Electricity peaked as a top-of-mind issue for Ontarians in Feb ’17 (26%)- now just 9% feel it is the most important issue in Ontario.
While a plurality think that the Ontario government’s electricity plan is a bad one (24% vs. 10% “good plan”), sentiment has improved signifcantly year-over-year (2016: 42% “bad plan” vs. 6% “good plan”).
Still problems for Liberals with high levels of dissatisfaction and most people believing their bills are still increasing.
A majority (58%) of Ontarians are now dissatisfied with their provincial electricity system, the highest levels of dissatisfaction since 2011.
Despite the government’s 25% hydro-rate cut in July 2017, more than 6-in-10 (62%) Ontarians think the cost of their electricity bills is increasing.
Despite their anger at the Liberals, Ontarians still look to government for leadership.
More than 4-in-10 (43%) Ontarians think the government should lead the way on electricity and natural gas.
On electricity, a majority of Core/Soft Liberals (62%) and Time-for-a-change Liberals (59%) look to the government first for leadership.
Ontarians willing to pay more for cap and trade and prefer the revenue be used for abatement rather than tax relief.
Even with an added yearly household cost of $250, a plurality of Ontarians support (47%) the government’s cap-and-trade program.
On the specifics of the Fair Hydro Plan, there greatest support is for bill relief (74%), a 25% bill reduction (74%) and indexing rate increases to inflation (64%).
PCs lead on reducing prices, reliability and using energy to create jobs, but NDP and Liberals ahead on environment.
OPCs now lead Ontario Liberals on “planning for reliable energy for the future” (OPC: 27%; OLP: 20%), hold lead on “keeping natural gas and electricity rates down” (OPC: 30%; OLP: 16%) and gained the lead on harnessing energy to create economic growth (OPC: 29%; OLP: 23%). The NDP (24%) have taken the lead from the OLP (22%) on “reducing the impact on the environment”.
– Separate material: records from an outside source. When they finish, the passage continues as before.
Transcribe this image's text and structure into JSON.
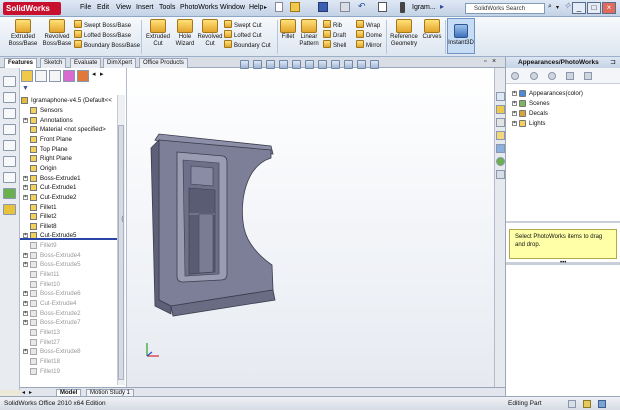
{
  "app": {
    "logo": "SolidWorks",
    "document_short": "Igram...",
    "menus": [
      "File",
      "Edit",
      "View",
      "Insert",
      "Tools",
      "PhotoWorks",
      "Window",
      "Help"
    ],
    "search_placeholder": "SolidWorks Search",
    "window_buttons": [
      "_",
      "□",
      "×"
    ]
  },
  "command_manager": {
    "big_buttons": [
      {
        "label1": "Extruded",
        "label2": "Boss/Base"
      },
      {
        "label1": "Revolved",
        "label2": "Boss/Base"
      },
      {
        "label1": "Extruded",
        "label2": "Cut"
      },
      {
        "label1": "Hole",
        "label2": "Wizard"
      },
      {
        "label1": "Revolved",
        "label2": "Cut"
      },
      {
        "label1": "Fillet",
        "label2": ""
      },
      {
        "label1": "Linear",
        "label2": "Pattern"
      },
      {
        "label1": "Reference",
        "label2": "Geometry"
      },
      {
        "label1": "Curves",
        "label2": ""
      },
      {
        "label1": "Instant3D",
        "label2": ""
      }
    ],
    "small_col1": [
      "Swept Boss/Base",
      "Lofted Boss/Base",
      "Boundary Boss/Base"
    ],
    "small_col2": [
      "Swept Cut",
      "Lofted Cut",
      "Boundary Cut"
    ],
    "small_col3": [
      "Rib",
      "Draft",
      "Shell"
    ],
    "small_col4": [
      "Wrap",
      "Dome",
      "Mirror"
    ]
  },
  "tabs": [
    "Features",
    "Sketch",
    "Evaluate",
    "DimXpert",
    "Office Products"
  ],
  "active_tab": "Features",
  "tree": {
    "root": "Igramaphone-v4.5  (Default<<",
    "items": [
      {
        "label": "Sensors",
        "expander": "",
        "dim": false
      },
      {
        "label": "Annotations",
        "expander": "+",
        "dim": false
      },
      {
        "label": "Material <not specified>",
        "expander": "",
        "dim": false
      },
      {
        "label": "Front Plane",
        "expander": "",
        "dim": false
      },
      {
        "label": "Top Plane",
        "expander": "",
        "dim": false
      },
      {
        "label": "Right Plane",
        "expander": "",
        "dim": false
      },
      {
        "label": "Origin",
        "expander": "",
        "dim": false
      },
      {
        "label": "Boss-Extrude1",
        "expander": "+",
        "dim": false
      },
      {
        "label": "Cut-Extrude1",
        "expander": "+",
        "dim": false
      },
      {
        "label": "Cut-Extrude2",
        "expander": "+",
        "dim": false
      },
      {
        "label": "Fillet1",
        "expander": "",
        "dim": false
      },
      {
        "label": "Fillet2",
        "expander": "",
        "dim": false
      },
      {
        "label": "Fillet8",
        "expander": "",
        "dim": false
      },
      {
        "label": "Cut-Extrude5",
        "expander": "+",
        "dim": false
      },
      {
        "label": "Fillet9",
        "expander": "",
        "dim": true
      },
      {
        "label": "Boss-Extrude4",
        "expander": "+",
        "dim": true
      },
      {
        "label": "Boss-Extrude5",
        "expander": "+",
        "dim": true
      },
      {
        "label": "Fillet11",
        "expander": "",
        "dim": true
      },
      {
        "label": "Fillet10",
        "expander": "",
        "dim": true
      },
      {
        "label": "Boss-Extrude6",
        "expander": "+",
        "dim": true
      },
      {
        "label": "Cut-Extrude4",
        "expander": "+",
        "dim": true
      },
      {
        "label": "Boss-Extrude2",
        "expander": "+",
        "dim": true
      },
      {
        "label": "Boss-Extrude7",
        "expander": "+",
        "dim": true
      },
      {
        "label": "Fillet13",
        "expander": "",
        "dim": true
      },
      {
        "label": "Fillet27",
        "expander": "",
        "dim": true
      },
      {
        "label": "Boss-Extrude8",
        "expander": "+",
        "dim": true
      },
      {
        "label": "Fillet18",
        "expander": "",
        "dim": true
      },
      {
        "label": "Fillet19",
        "expander": "",
        "dim": true
      }
    ]
  },
  "bottom_tabs": [
    "Model",
    "Motion Study 1"
  ],
  "active_bottom_tab": "Model",
  "right_panel": {
    "title": "Appearances/PhotoWorks",
    "items": [
      {
        "label": "Appearances(color)",
        "color": "#4a8ad6"
      },
      {
        "label": "Scenes",
        "color": "#7bb661"
      },
      {
        "label": "Decals",
        "color": "#d8a43a"
      },
      {
        "label": "Lights",
        "color": "#f2d15c"
      }
    ],
    "hint": "Select PhotoWorks items to drag and drop."
  },
  "status": {
    "left": "SolidWorks Office 2010 x64 Edition",
    "right": "Editing Part"
  },
  "colors": {
    "model_face": "#7d7f98",
    "model_dark": "#5e6078",
    "model_light": "#9a9cb3",
    "hint_bg": "#ffffa8"
  }
}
Innovative Research Group Inc. (INNOVATIVE) polled 608 Ontario residents through a mixed landline and cell live caller survey from September 11th to the 18th, 2017. The margin of error for July’s data is +/- 4.0 %, 19 times out of 20. The sample has been weighted (n=600) by age, gender and region using the latest available data, 2011 Census, to reflect actual demographic composition of the population. This survey is compared with previous studies since April 2000.